■ Records provided:
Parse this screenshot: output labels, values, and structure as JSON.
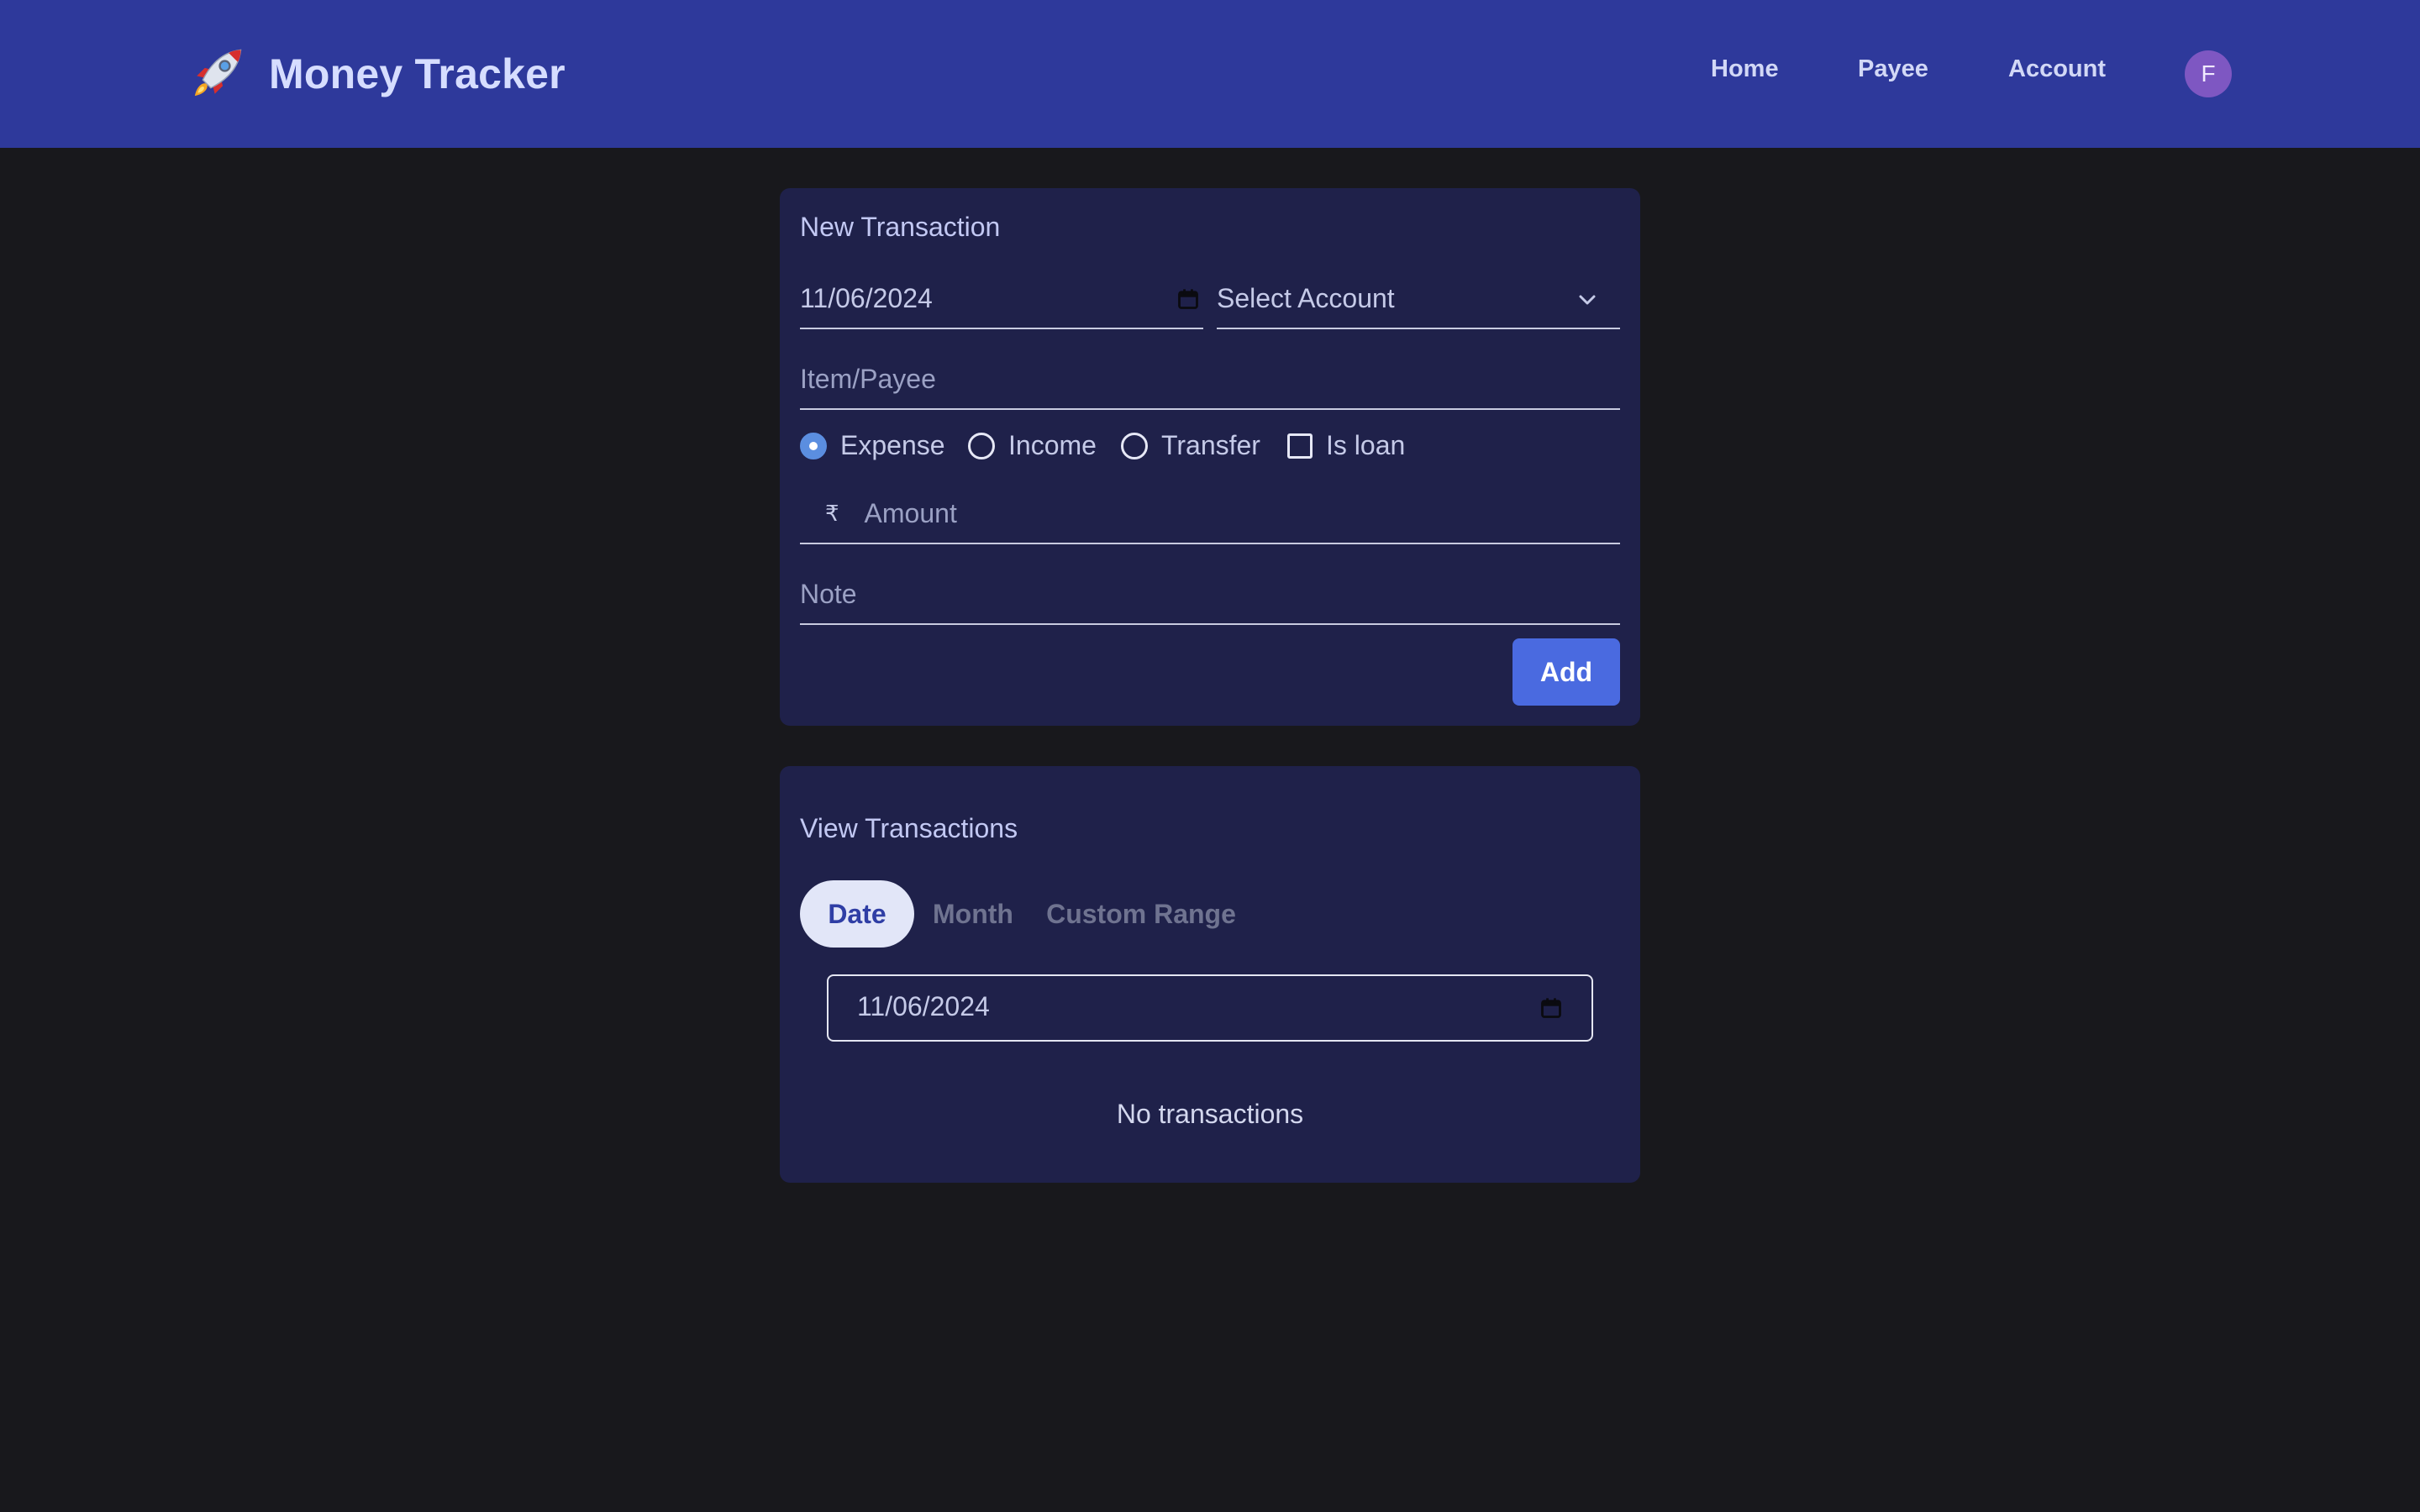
{
  "header": {
    "title": "Money Tracker",
    "logo_icon": "rocket-icon",
    "nav": [
      "Home",
      "Payee",
      "Account"
    ],
    "avatar_initial": "F",
    "colors": {
      "bar": "#2e399b",
      "avatar": "#7e57c2"
    }
  },
  "new_transaction": {
    "title": "New Transaction",
    "date_value": "11/06/2024",
    "account_placeholder": "Select Account",
    "payee_placeholder": "Item/Payee",
    "type_options": [
      {
        "label": "Expense",
        "selected": true
      },
      {
        "label": "Income",
        "selected": false
      },
      {
        "label": "Transfer",
        "selected": false
      }
    ],
    "loan_label": "Is loan",
    "loan_checked": false,
    "currency_symbol": "₹",
    "amount_placeholder": "Amount",
    "note_placeholder": "Note",
    "add_label": "Add"
  },
  "view_transactions": {
    "title": "View Transactions",
    "tabs": [
      "Date",
      "Month",
      "Custom Range"
    ],
    "active_tab": "Date",
    "date_value": "11/06/2024",
    "empty_message": "No transactions"
  },
  "colors": {
    "background": "#18181c",
    "card": "#1f214a",
    "accent": "#4a6ae0"
  }
}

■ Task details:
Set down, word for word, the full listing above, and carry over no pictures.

■ Your solution:
Parse this screenshot: output labels, values, and structure as JSON.
{
  "header": {
    "title": "Money Tracker",
    "logo_icon": "rocket-icon",
    "nav": [
      "Home",
      "Payee",
      "Account"
    ],
    "avatar_initial": "F",
    "colors": {
      "bar": "#2e399b",
      "avatar": "#7e57c2"
    }
  },
  "new_transaction": {
    "title": "New Transaction",
    "date_value": "11/06/2024",
    "account_placeholder": "Select Account",
    "payee_placeholder": "Item/Payee",
    "type_options": [
      {
        "label": "Expense",
        "selected": true
      },
      {
        "label": "Income",
        "selected": false
      },
      {
        "label": "Transfer",
        "selected": false
      }
    ],
    "loan_label": "Is loan",
    "loan_checked": false,
    "currency_symbol": "₹",
    "amount_placeholder": "Amount",
    "note_placeholder": "Note",
    "add_label": "Add"
  },
  "view_transactions": {
    "title": "View Transactions",
    "tabs": [
      "Date",
      "Month",
      "Custom Range"
    ],
    "active_tab": "Date",
    "date_value": "11/06/2024",
    "empty_message": "No transactions"
  },
  "colors": {
    "background": "#18181c",
    "card": "#1f214a",
    "accent": "#4a6ae0"
  }
}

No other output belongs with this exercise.